Beverly Howard, executive director of Loaves & Fishes, said she thinks the healthy competition between troops encourages the boys to gather more food.
"And in the end, it really benefits all the people in our community who are in need," Howard said.
The boys' efforts do not go unnoticed. Howard said Loaves & Fishes is truly appreciative, and she believes these young men are the hope of the future.
"If we can get boys at this age to learn the importance of giving, it will carry over with them to adulthood," she said.
Bryant Cornett, 17, who is Troop 118's assistant senior patrol leader, is a bit surprised at the attention paid to the project. He points out that, as with all service projects they do, the organization is delegated by the boys themselves.
"For us, it's such a normal thing to do, and it's not hard. If you get a bunch of people together, you can get a lot accomplished," he said.
Matt Anderson agrees. The 18-year-old senior patrol leader, a seasoned participant with seven years of involvement under his belt, said he takes bags to his neighbors in Sardis Forest and puts them on their front door handle.
"I covered three streets in my neighborhood with about 75 bags and I got back about 50 percent," said Anderson.
"I had to share my neighborhood with another guy in the troop who lives in my neighborhood," said Cornett of his Robinson Woods subdivision.
In the tradition of Scouting, the boys worked out a plan whereby each one covered one side of the street. Cooperation and organization are a few of the important elements that make this project successful each year.
The benchmark set by the senior patrol leaders was for each boy to collect an amount of food that was equal to or greater than their body weight.
"I weigh 145 and I brought in 705 pounds of food," said Anderson. With 88 boys participating, surpassing last year's total seemed achievable.
The two senior patrol leaders, although satisfied with the overall effort of the boys themselves, felt neighborhood donations might have been down a bit this year. They chalked it up to the bad economy.
But any shortfall was made up by relatives, friends and caring folks who came out in droves on a chilly morning to support the project.
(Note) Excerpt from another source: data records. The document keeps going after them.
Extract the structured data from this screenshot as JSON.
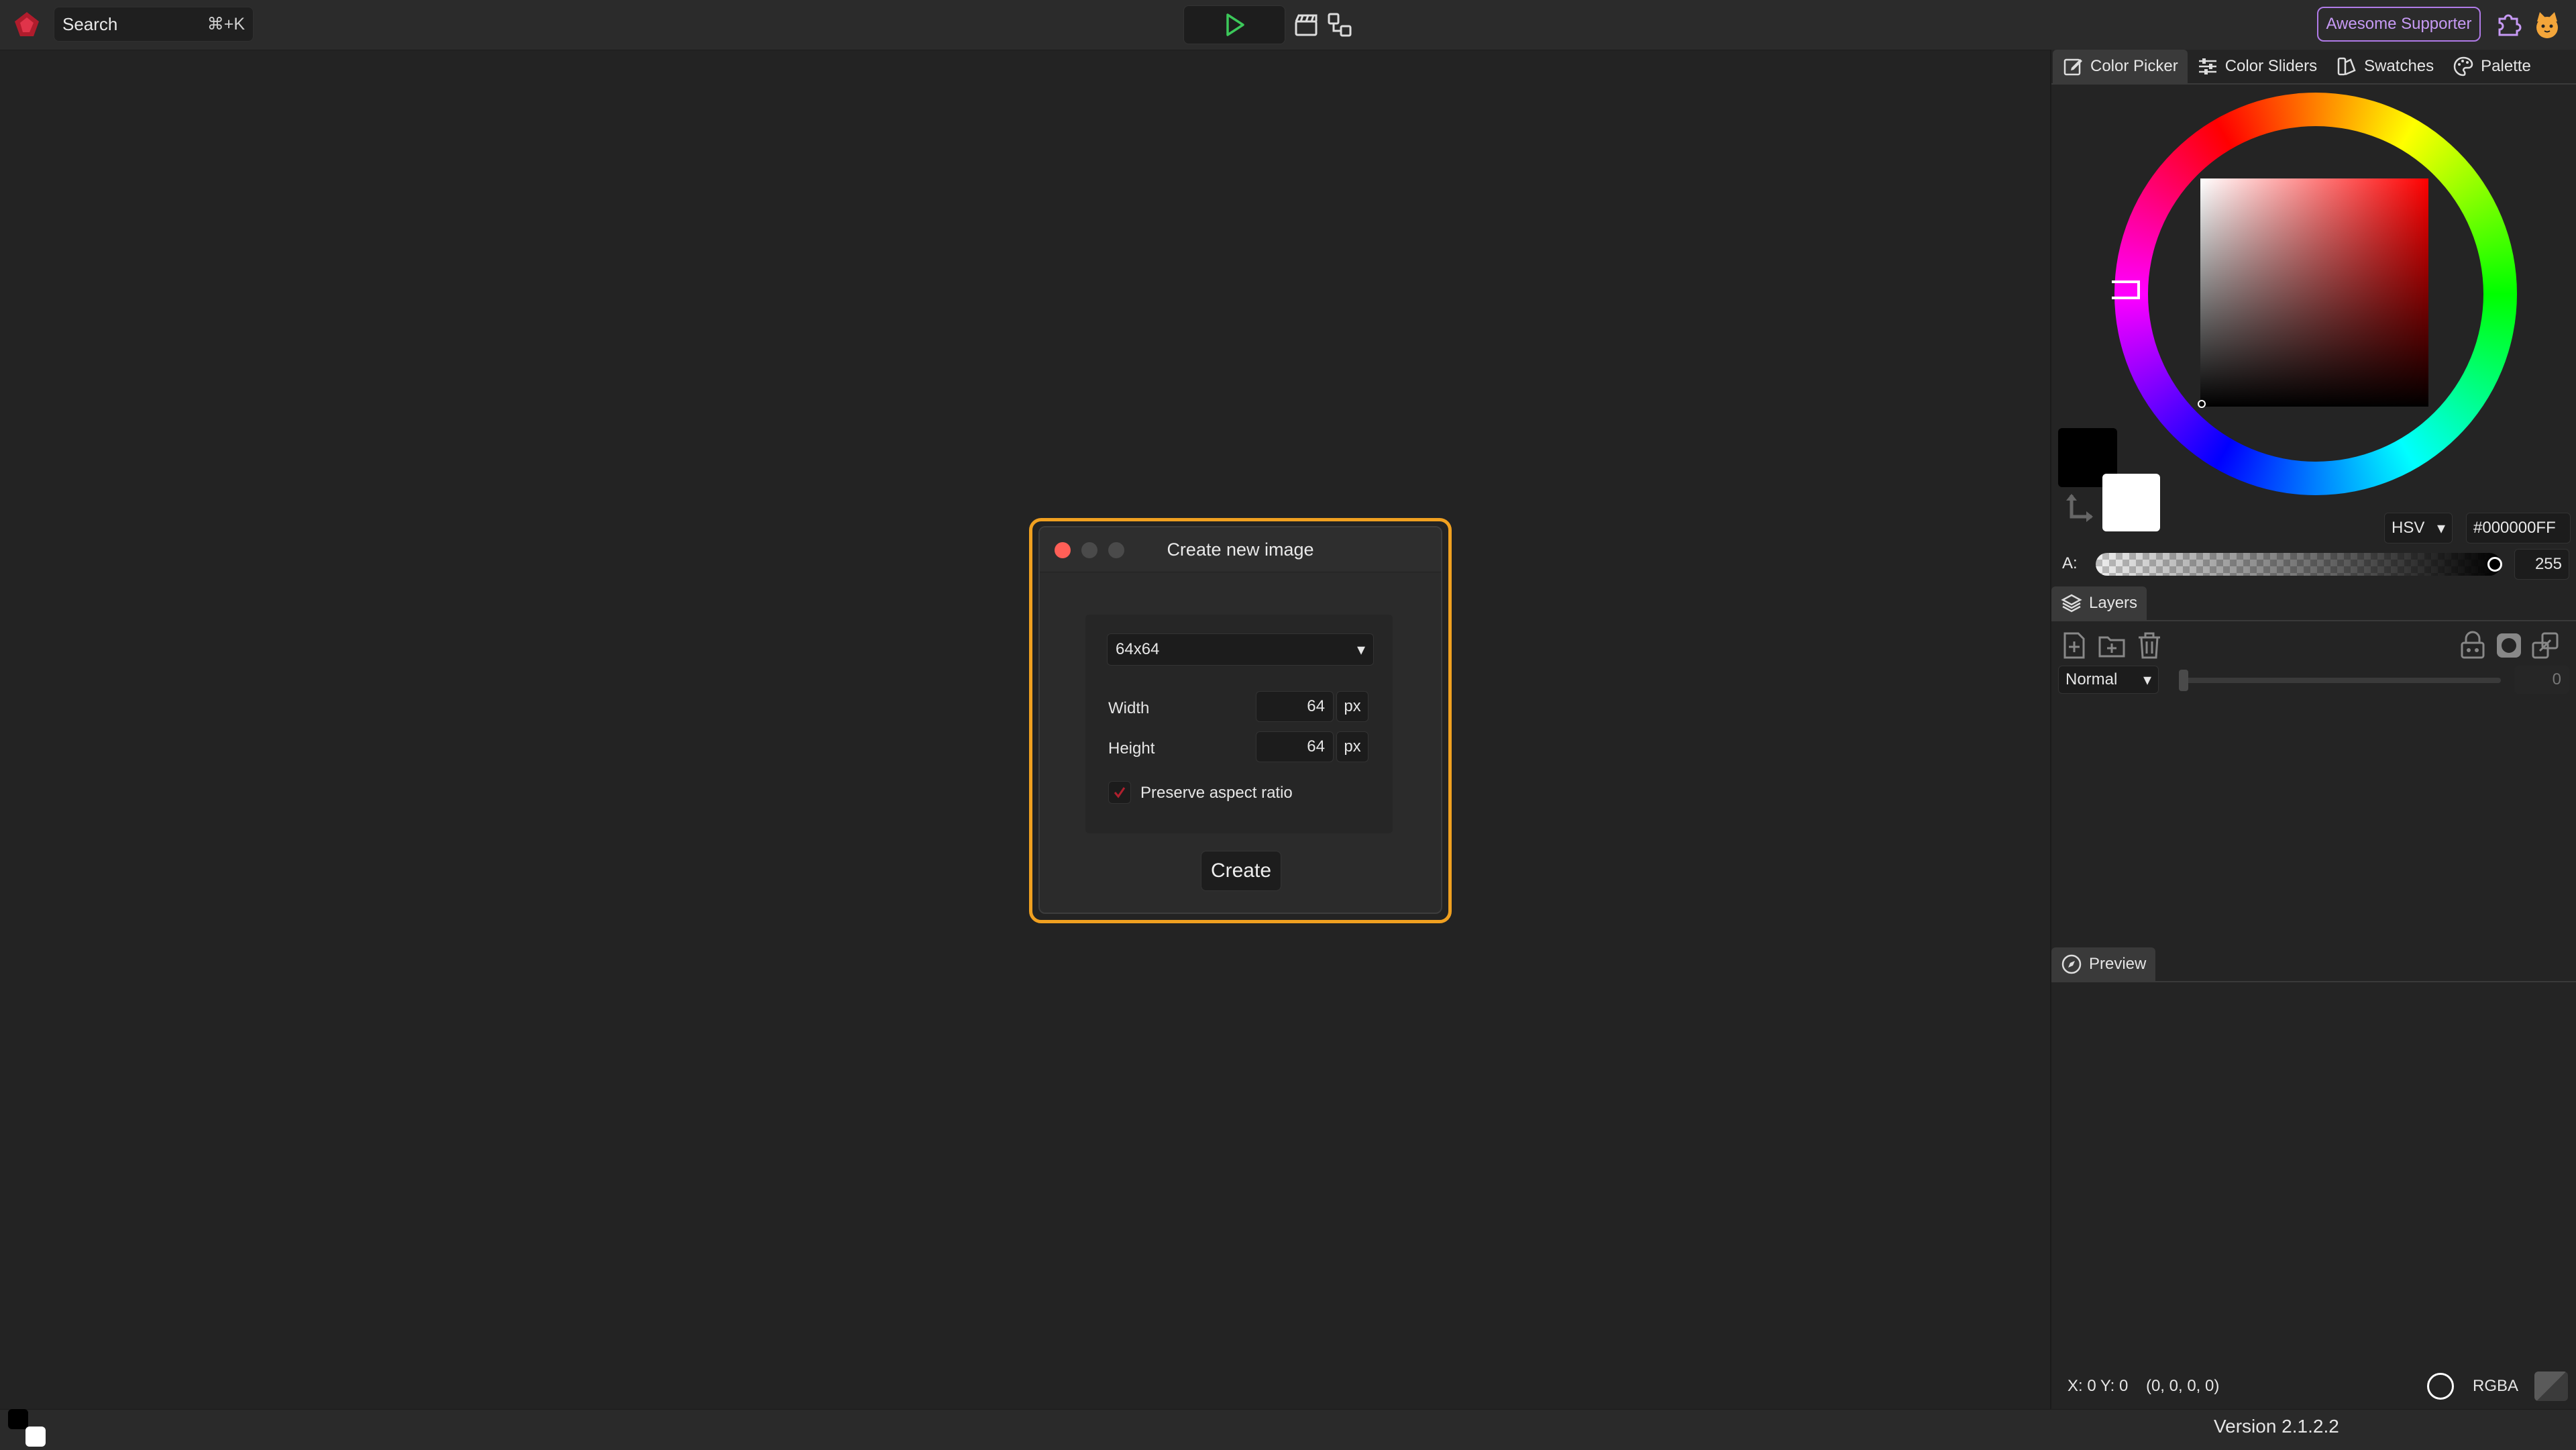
{
  "topbar": {
    "search_placeholder": "Search",
    "search_shortcut": "⌘+K",
    "supporter_label": "Awesome Supporter"
  },
  "color_panel": {
    "tabs": [
      {
        "label": "Color Picker",
        "icon": "edit-icon",
        "active": true
      },
      {
        "label": "Color Sliders",
        "icon": "sliders-icon",
        "active": false
      },
      {
        "label": "Swatches",
        "icon": "swatches-icon",
        "active": false
      },
      {
        "label": "Palette",
        "icon": "palette-icon",
        "active": false
      }
    ],
    "primary_color": "#000000",
    "secondary_color": "#FFFFFF",
    "hue_color": "#FF0000",
    "mode": "HSV",
    "hex": "#000000FF",
    "alpha_label": "A:",
    "alpha_value": "255"
  },
  "layers_panel": {
    "tab_label": "Layers",
    "blend_mode": "Normal",
    "opacity_value": "0"
  },
  "preview_panel": {
    "tab_label": "Preview"
  },
  "status": {
    "coords": "X: 0 Y: 0    (0, 0, 0, 0)",
    "color_mode": "RGBA",
    "version": "Version 2.1.2.2"
  },
  "dialog": {
    "title": "Create new image",
    "preset": "64x64",
    "width_label": "Width",
    "width_value": "64",
    "height_label": "Height",
    "height_value": "64",
    "unit": "px",
    "preserve_label": "Preserve aspect ratio",
    "preserve_checked": true,
    "create_label": "Create"
  },
  "colors": {
    "accent_outline": "#F0A020",
    "close_dot": "#FF5F57",
    "run_green": "#3CC85A",
    "supporter_purple": "#B07BE8"
  }
}
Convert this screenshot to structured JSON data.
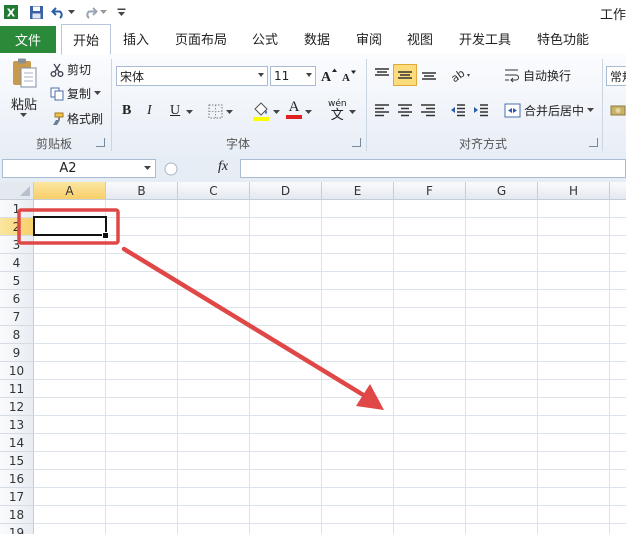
{
  "window": {
    "title": "工作"
  },
  "quick_access": {
    "icons": [
      "excel-logo-icon",
      "save-icon",
      "undo-icon",
      "redo-icon",
      "customize-qat-icon"
    ]
  },
  "tabs": [
    {
      "label": "文件",
      "active": false
    },
    {
      "label": "开始",
      "active": true
    },
    {
      "label": "插入",
      "active": false
    },
    {
      "label": "页面布局",
      "active": false
    },
    {
      "label": "公式",
      "active": false
    },
    {
      "label": "数据",
      "active": false
    },
    {
      "label": "审阅",
      "active": false
    },
    {
      "label": "视图",
      "active": false
    },
    {
      "label": "开发工具",
      "active": false
    },
    {
      "label": "特色功能",
      "active": false
    }
  ],
  "clipboard": {
    "paste": "粘贴",
    "cut": "剪切",
    "copy": "复制",
    "format_painter": "格式刷",
    "group": "剪贴板"
  },
  "font": {
    "name": "宋体",
    "size": "11",
    "bold": "B",
    "italic": "I",
    "underline": "U",
    "font_color_glyph": "A",
    "phonetic_top": "wén",
    "phonetic_bottom": "文",
    "group": "字体"
  },
  "alignment": {
    "wrap_text": "自动换行",
    "merge_center": "合并后居中",
    "group": "对齐方式"
  },
  "number": {
    "format": "常规"
  },
  "formula_bar": {
    "name_box": "A2",
    "fx": "fx",
    "value": ""
  },
  "grid": {
    "columns": [
      "A",
      "B",
      "C",
      "D",
      "E",
      "F",
      "G",
      "H"
    ],
    "rows": [
      "1",
      "2",
      "3",
      "4",
      "5",
      "6",
      "7",
      "8",
      "9",
      "10",
      "11",
      "12",
      "13",
      "14",
      "15",
      "16",
      "17",
      "18",
      "19"
    ],
    "active_cell": "A2"
  },
  "annotation": {
    "highlight_color": "#e04848",
    "arrow_color": "#e04848"
  },
  "colors": {
    "file_tab": "#2a8a3a",
    "selected_header": "#f8cf6a",
    "ribbon_bg": "#e8eef6"
  }
}
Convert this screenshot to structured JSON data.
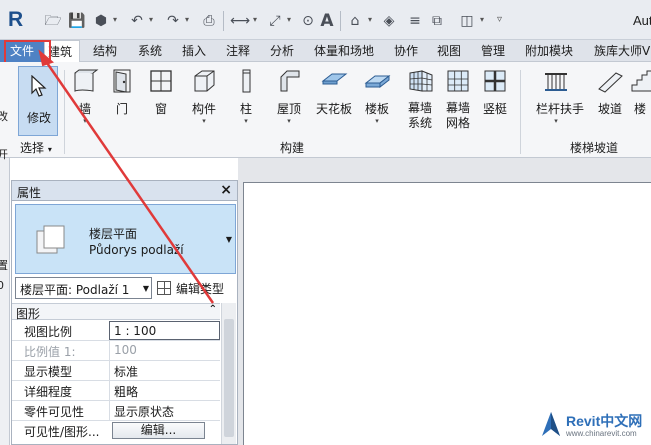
{
  "app": {
    "title": "Aut",
    "logo_letter": "R"
  },
  "quick_access": {
    "icons": [
      "open-icon",
      "save-icon",
      "model-icon",
      "undo-icon",
      "redo-icon",
      "print-icon",
      "measure-icon",
      "dimension-icon",
      "text-icon",
      "default-3d-view-icon",
      "section-icon",
      "thin-lines-icon",
      "switch-windows-icon",
      "customize-icon"
    ]
  },
  "tabs": [
    "文件",
    "建筑",
    "结构",
    "系统",
    "插入",
    "注释",
    "分析",
    "体量和场地",
    "协作",
    "视图",
    "管理",
    "附加模块",
    "族库大师V"
  ],
  "ribbon": {
    "modify_label": "修改",
    "select_label": "选择",
    "build_tools": [
      {
        "label": "墙",
        "icon": "wall-icon",
        "has_dropdown": true
      },
      {
        "label": "门",
        "icon": "door-icon",
        "has_dropdown": false
      },
      {
        "label": "窗",
        "icon": "window-icon",
        "has_dropdown": false
      },
      {
        "label": "构件",
        "icon": "component-icon",
        "has_dropdown": true
      },
      {
        "label": "柱",
        "icon": "column-icon",
        "has_dropdown": true
      },
      {
        "label": "屋顶",
        "icon": "roof-icon",
        "has_dropdown": true
      },
      {
        "label": "天花板",
        "icon": "ceiling-icon",
        "has_dropdown": false
      },
      {
        "label": "楼板",
        "icon": "floor-icon",
        "has_dropdown": true
      },
      {
        "label": "幕墙系统",
        "icon": "curtain-system-icon",
        "has_dropdown": false
      },
      {
        "label": "幕墙网格",
        "icon": "curtain-grid-icon",
        "has_dropdown": false
      },
      {
        "label": "竖梃",
        "icon": "mullion-icon",
        "has_dropdown": false
      }
    ],
    "build_panel_label": "构建",
    "circulation_tools": [
      {
        "label": "栏杆扶手",
        "icon": "railing-icon",
        "has_dropdown": true
      },
      {
        "label": "坡道",
        "icon": "ramp-icon",
        "has_dropdown": false
      },
      {
        "label": "楼",
        "icon": "stair-icon",
        "has_dropdown": false
      }
    ],
    "circulation_panel_label": "楼梯坡道"
  },
  "leftbar_chars": [
    "改",
    "开",
    "置",
    "0"
  ],
  "properties": {
    "title": "属性",
    "type_name_cn": "楼层平面",
    "type_name_cz": "Půdorys podlaží",
    "instance_select": "楼层平面: Podlaží 1",
    "edit_type_label": "编辑类型",
    "group": "图形",
    "rows": [
      {
        "key": "视图比例",
        "value": "1 : 100",
        "state": "editing"
      },
      {
        "key": "比例值 1:",
        "value": "100",
        "state": "dim"
      },
      {
        "key": "显示模型",
        "value": "标准",
        "state": "normal"
      },
      {
        "key": "详细程度",
        "value": "粗略",
        "state": "normal"
      },
      {
        "key": "零件可见性",
        "value": "显示原状态",
        "state": "normal"
      },
      {
        "key": "可见性/图形...",
        "value": "编辑...",
        "state": "button"
      }
    ]
  },
  "watermark": {
    "brand": "Revit中文网",
    "url": "www.chinarevit.com"
  },
  "colors": {
    "file_tab": "#4f82c4",
    "highlight": "#e03a3a",
    "accent_blue": "#2e6fb8"
  }
}
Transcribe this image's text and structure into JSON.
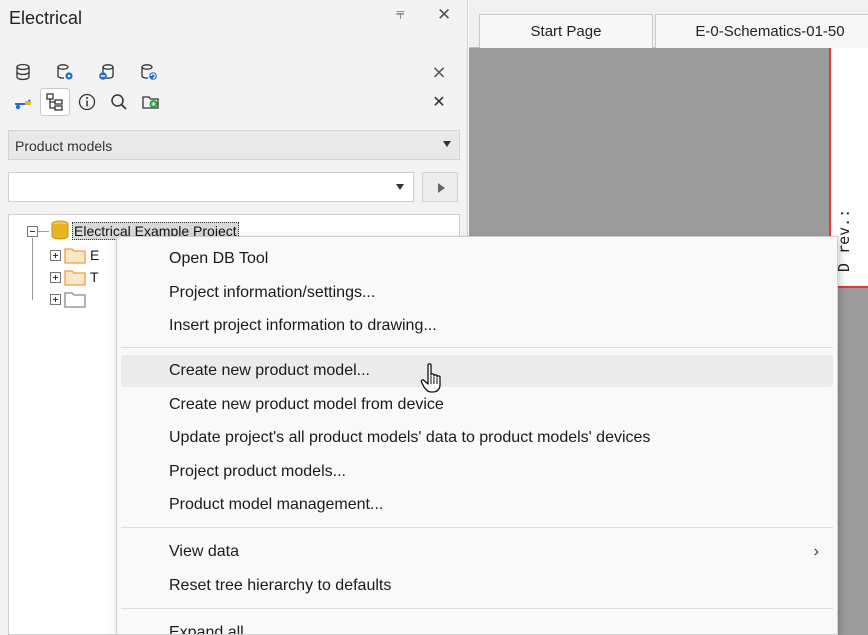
{
  "panel": {
    "title": "Electrical",
    "pin_glyph": "⫧",
    "close_glyph": "✕",
    "toolbar_row1": [
      "database-icon",
      "database-settings-icon",
      "database-link-icon",
      "database-refresh-icon"
    ],
    "toolbar_row2": [
      "settings-wrench-icon",
      "tree-view-icon",
      "info-icon",
      "search-icon",
      "add-folder-icon"
    ],
    "collapse_glyph": "⨯",
    "close2_glyph": "✕",
    "view_selector": {
      "value": "Product models"
    },
    "search": {
      "value": ""
    }
  },
  "tree": {
    "root_label": "Electrical Example Project",
    "children": [
      {
        "label_partial": "E",
        "expander": "plus"
      },
      {
        "label_partial": "T",
        "expander": "plus"
      },
      {
        "label_partial": "",
        "expander": "plus"
      }
    ]
  },
  "document": {
    "tabs": [
      "Start Page",
      "E-0-Schematics-01-50"
    ],
    "sheet_text": "D rev.:"
  },
  "context_menu": {
    "items": [
      {
        "label": "Open DB Tool"
      },
      {
        "label": "Project information/settings..."
      },
      {
        "label": "Insert project information to drawing..."
      },
      {
        "label": "Create new product model...",
        "hovered": true
      },
      {
        "label": "Create new product model from device"
      },
      {
        "label": "Update project's all product models' data to product models' devices"
      },
      {
        "label": "Project product models..."
      },
      {
        "label": "Product model management..."
      },
      {
        "label": "View data",
        "submenu": true
      },
      {
        "label": "Reset tree hierarchy to defaults"
      },
      {
        "label": "Expand all"
      }
    ],
    "submenu_glyph": "›"
  },
  "colors": {
    "accent_red": "#e03a3a",
    "db_yellow": "#e8b422",
    "folder_orange": "#e8a04a",
    "icon_blue": "#1f6fc7",
    "add_green": "#2ea043"
  }
}
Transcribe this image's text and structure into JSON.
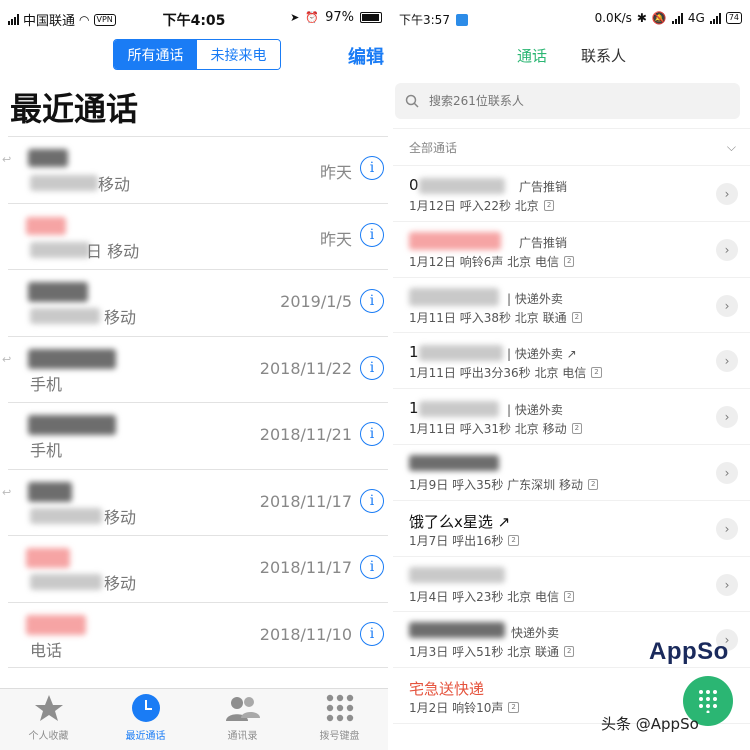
{
  "ios": {
    "status": {
      "carrier": "中国联通",
      "vpn": "VPN",
      "time": "下午4:05",
      "battery": "97%"
    },
    "segments": {
      "all": "所有通话",
      "missed": "未接来电"
    },
    "edit": "编辑",
    "title": "最近通话",
    "rows": [
      {
        "sub": "移动",
        "date": "昨天"
      },
      {
        "sub": "日 移动",
        "date": "昨天"
      },
      {
        "sub": "移动",
        "date": "2019/1/5"
      },
      {
        "sub": "手机",
        "date": "2018/11/22"
      },
      {
        "sub": "手机",
        "date": "2018/11/21"
      },
      {
        "sub": "移动",
        "date": "2018/11/17"
      },
      {
        "sub": "移动",
        "date": "2018/11/17"
      },
      {
        "sub": "电话",
        "date": "2018/11/10"
      }
    ],
    "tabs": [
      {
        "label": "个人收藏",
        "icon": "star-icon"
      },
      {
        "label": "最近通话",
        "icon": "clock-icon"
      },
      {
        "label": "通讯录",
        "icon": "contacts-icon"
      },
      {
        "label": "拨号键盘",
        "icon": "keypad-icon"
      }
    ],
    "colors": {
      "accent": "#1a7cf5"
    }
  },
  "android": {
    "status": {
      "time": "下午3:57",
      "speed": "0.0K/s",
      "network": "4G",
      "battery": "74"
    },
    "tabs": {
      "calls": "通话",
      "contacts": "联系人"
    },
    "search_placeholder": "搜索261位联系人",
    "filter": "全部通话",
    "rows": [
      {
        "name": "0",
        "tag": "广告推销",
        "meta": "1月12日 呼入22秒 北京"
      },
      {
        "name": "",
        "tag": "广告推销",
        "meta": "1月12日 响铃6声 北京 电信"
      },
      {
        "name": "",
        "tag": "| 快递外卖",
        "meta": "1月11日 呼入38秒 北京 联通"
      },
      {
        "name": "1",
        "tag": "| 快递外卖 ↗",
        "meta": "1月11日 呼出3分36秒 北京 电信"
      },
      {
        "name": "1",
        "tag": "| 快递外卖",
        "meta": "1月11日 呼入31秒 北京 移动"
      },
      {
        "name": "",
        "tag": "",
        "meta": "1月9日 呼入35秒 广东深圳 移动"
      },
      {
        "name": "饿了么x星选 ↗",
        "tag": "",
        "meta": "1月7日 呼出16秒"
      },
      {
        "name": "",
        "tag": "",
        "meta": "1月4日 呼入23秒 北京 电信"
      },
      {
        "name": "",
        "tag": "快递外卖",
        "meta": "1月3日 呼入51秒 北京 联通"
      },
      {
        "name": "宅急送快递",
        "tag": "",
        "meta": "1月2日 响铃10声"
      }
    ],
    "colors": {
      "accent": "#2bb673",
      "red_name": "#e5533d"
    }
  },
  "watermarks": {
    "appso": "AppSo",
    "toutiao": "头条 @AppSo"
  }
}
Troop 118's final tally was 25,156 pounds of food.
Because of Scouting for Food, the boys see firsthand how cooperation can make incredible things happen.
And the folks in Mecklenburg County who will be fed through this project are better off for it.